Several child headed households in Rakai District remain desperately vulnerable, with meager food resources to fend for themselves.
Chronic food insecurity is the reality for a large number child headed households, because most orphans don't have the skills to grow, cultivate and reserve their own food.
Vincent Kawuma, lost his childhood at 10-years old, having lost both parents to HIV and AIDS in 2000. He immediately took over his de facto ifatherhoodi role and currently lives with his two brothers in a three roomed semi-permanet house in Kawunguli village about 8-kilometers from Rakai Town.
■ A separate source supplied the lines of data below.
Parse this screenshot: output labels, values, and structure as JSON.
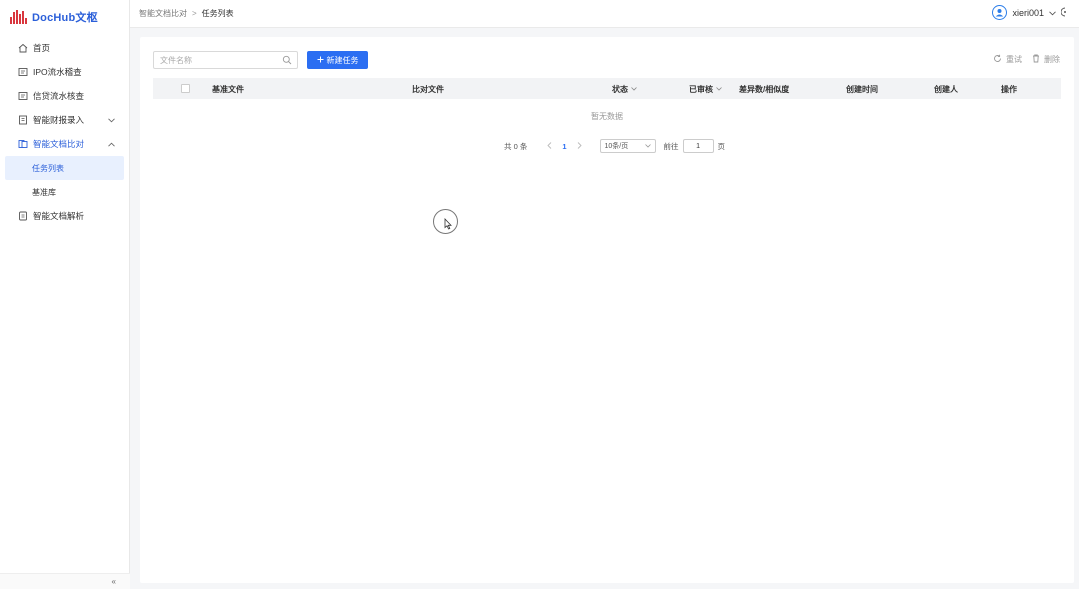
{
  "app": {
    "logo_text": "DocHub文枢",
    "logo_color": "#2b5fd9",
    "logo_mark_color": "#d9363e"
  },
  "sidebar": {
    "items": [
      {
        "label": "首页",
        "icon": "home-icon"
      },
      {
        "label": "IPO流水稽查",
        "icon": "ledger-icon"
      },
      {
        "label": "信贷流水核查",
        "icon": "ledger-icon"
      },
      {
        "label": "智能财报录入",
        "icon": "report-icon",
        "expandable": true
      },
      {
        "label": "智能文档比对",
        "icon": "compare-icon",
        "expanded": true,
        "children": [
          {
            "label": "任务列表",
            "active": true
          },
          {
            "label": "基准库"
          }
        ]
      },
      {
        "label": "智能文档解析",
        "icon": "parse-icon"
      }
    ],
    "collapse_glyph": "«"
  },
  "header": {
    "breadcrumb": {
      "parent": "智能文档比对",
      "separator": ">",
      "current": "任务列表"
    },
    "user": {
      "name": "xieri001"
    }
  },
  "toolbar": {
    "search_placeholder": "文件名称",
    "new_task_label": "新建任务",
    "reset_label": "重试",
    "delete_label": "删除"
  },
  "table": {
    "columns": [
      {
        "label": "基准文件"
      },
      {
        "label": "比对文件"
      },
      {
        "label": "状态",
        "sortable": true
      },
      {
        "label": "已审核",
        "sortable": true
      },
      {
        "label": "差异数/相似度"
      },
      {
        "label": "创建时间"
      },
      {
        "label": "创建人"
      },
      {
        "label": "操作"
      }
    ],
    "empty_text": "暂无数据"
  },
  "pagination": {
    "total_text": "共 0 条",
    "current_page": "1",
    "page_size": "10条/页",
    "goto_prefix": "前往",
    "goto_value": "1",
    "goto_suffix": "页"
  },
  "colors": {
    "primary": "#2b6ef2",
    "active_bg": "#e8f0fe"
  }
}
Visibly traumatised by the life he has led over the past seven years, Kavuma is reluctant to talk about his past life but is however quick to say that his biggest huddle as a child parent, has been how to provide food on the table for his two siblings.
Kavuma bears no resentment towards his two siblings who are lucky to be at school as he stays at home to look for food. He has oftentimes been forced to dig other people's gardens in exchange for food or a small amount of money.
//Cue in: iTubera mu abantu basatu##i
Cue out: #what and what have you. //
The Rakai Counselors Association (RACA), a Non Governmental Organization has through its community development program intervened to help solve the chronic food shortages in child headed households.
John-Bosco Kabende, the RACA field coordinator, says his organization distributes free seedlings to the households and also equips the orphans with modern farming skills.
//Cue iWe used to give them##i
Cue i##become self-relianti.
Kabende said that for the 60 child headed registered families in Rakai district, the biggest challenge is how to help such families gain self reliance and sustainability. Most of the children lost their parents to the HIV/Aids scourge.